Drug type:Mitomycin C is a chemotherapy drug. Doctors mainly use it to treat bladder and rectal cancers, but also sometimes pancreatic, lung and breast cancers. It works by sticking the cancer cell’s DNA (the cell’s genetic code) together so that it can not come apart again. This means that the cell cannot divide so the cancer cannot grow.
Mitomycin C is a purple liquid. You may have it:
There is more information about how you have chemotherapy in CancerHelp UK.
You usually have chemotherapy as a course of several cycles of treatment. The treatment plan for mitomycin C depends on which cancer you are being treated for. To find out more about how doctors plan chemotherapy in CancerHelp UK.
The side effects of mitomycin C are listed below. You can use the links to find out more about each side effect or click on search at the top of the page.
Common side effects
If you have mitomycin C into your bladder, it causes very few side effects. The bladder can feel inflamed and sore after the treatment - as though you have cystitis. You may feel you need to pass urine more often than usual. You should wash your hands thoroughly after passing urine when you've had this treatment. If the urine touches your skin, the mitomycin C may cause a rash.
People who have mitomycin into the bloodstream may have one or more of the following side effects:
Occasional side effects
Some people may have some of these side effects
Important points to remember
The side effects above may be mild or more severe. A side effect may get better or worse through your course of treatment, or more side effects may develop as the course goes on. This depends on:
Other drugs you are having

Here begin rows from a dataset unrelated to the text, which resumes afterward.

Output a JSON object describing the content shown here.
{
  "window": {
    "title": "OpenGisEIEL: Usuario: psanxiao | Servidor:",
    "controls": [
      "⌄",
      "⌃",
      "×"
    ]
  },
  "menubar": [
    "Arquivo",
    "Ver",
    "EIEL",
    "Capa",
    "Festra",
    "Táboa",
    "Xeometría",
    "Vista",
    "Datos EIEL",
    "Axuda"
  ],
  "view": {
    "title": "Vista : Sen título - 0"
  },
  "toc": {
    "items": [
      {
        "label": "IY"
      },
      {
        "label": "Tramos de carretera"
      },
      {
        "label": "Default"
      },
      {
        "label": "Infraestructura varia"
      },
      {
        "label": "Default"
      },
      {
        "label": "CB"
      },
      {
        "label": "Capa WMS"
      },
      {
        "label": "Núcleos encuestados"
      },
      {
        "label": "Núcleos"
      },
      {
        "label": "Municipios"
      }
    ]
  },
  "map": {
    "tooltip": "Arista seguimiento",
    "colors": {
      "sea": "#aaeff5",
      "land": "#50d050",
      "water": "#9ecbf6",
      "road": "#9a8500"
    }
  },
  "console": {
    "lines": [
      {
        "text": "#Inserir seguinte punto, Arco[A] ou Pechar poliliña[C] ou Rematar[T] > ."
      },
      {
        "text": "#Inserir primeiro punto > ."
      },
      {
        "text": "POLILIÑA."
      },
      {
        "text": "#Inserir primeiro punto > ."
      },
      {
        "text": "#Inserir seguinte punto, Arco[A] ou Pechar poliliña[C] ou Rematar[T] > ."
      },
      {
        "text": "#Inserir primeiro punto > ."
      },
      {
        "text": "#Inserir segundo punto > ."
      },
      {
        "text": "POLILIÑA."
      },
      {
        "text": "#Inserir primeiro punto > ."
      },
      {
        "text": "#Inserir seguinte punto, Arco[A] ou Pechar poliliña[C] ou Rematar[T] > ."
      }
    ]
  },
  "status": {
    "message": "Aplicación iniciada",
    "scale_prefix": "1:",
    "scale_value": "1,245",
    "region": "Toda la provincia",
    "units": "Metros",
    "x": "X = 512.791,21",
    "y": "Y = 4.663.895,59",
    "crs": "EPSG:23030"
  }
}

Some side effects are serious medical conditions and need treating. Where we have urged you to contact your doctor, this is because:
Tell your doctor about any other medicines you are taking, including vitamins, herbal supplements and other over the counter remedies - some drugs can react together.
Talk to your doctor, pharmacist or nurse about all your side effects so that they can help you manage them. Your chemotherapy nurse, clinic or ward nurse will have given you a contact number. You can ring if you have any questions or problems. They can give you advice or reassure you. If in doubt, call them.
Immunisations and chemotherapy
You should not have immunisations with live vaccines while you are having chemotherapy or for at least 6 months afterwards. In the UK, these include rubella, mumps, measles (usually given together as MMR), BCG and yellow fever. You can have other vaccines, but they may not give you as much protection as usual until your immune system has fully recovered from your chemotherapy.
It is perfectly safe for you to be in contact with other people who've had live vaccines as injections. There can be problems with oral vaccines, but no one in the UK is given an oral vaccine now. So there is no problem in being with any baby or child who has recently had any vaccination in the UK. If you live abroad, you might need to make sure that you aren't in contact with anyone who has had oral polio or oral typhoid vaccination recently.
|Last Updated on Thursday, 21 January 2010 09:53|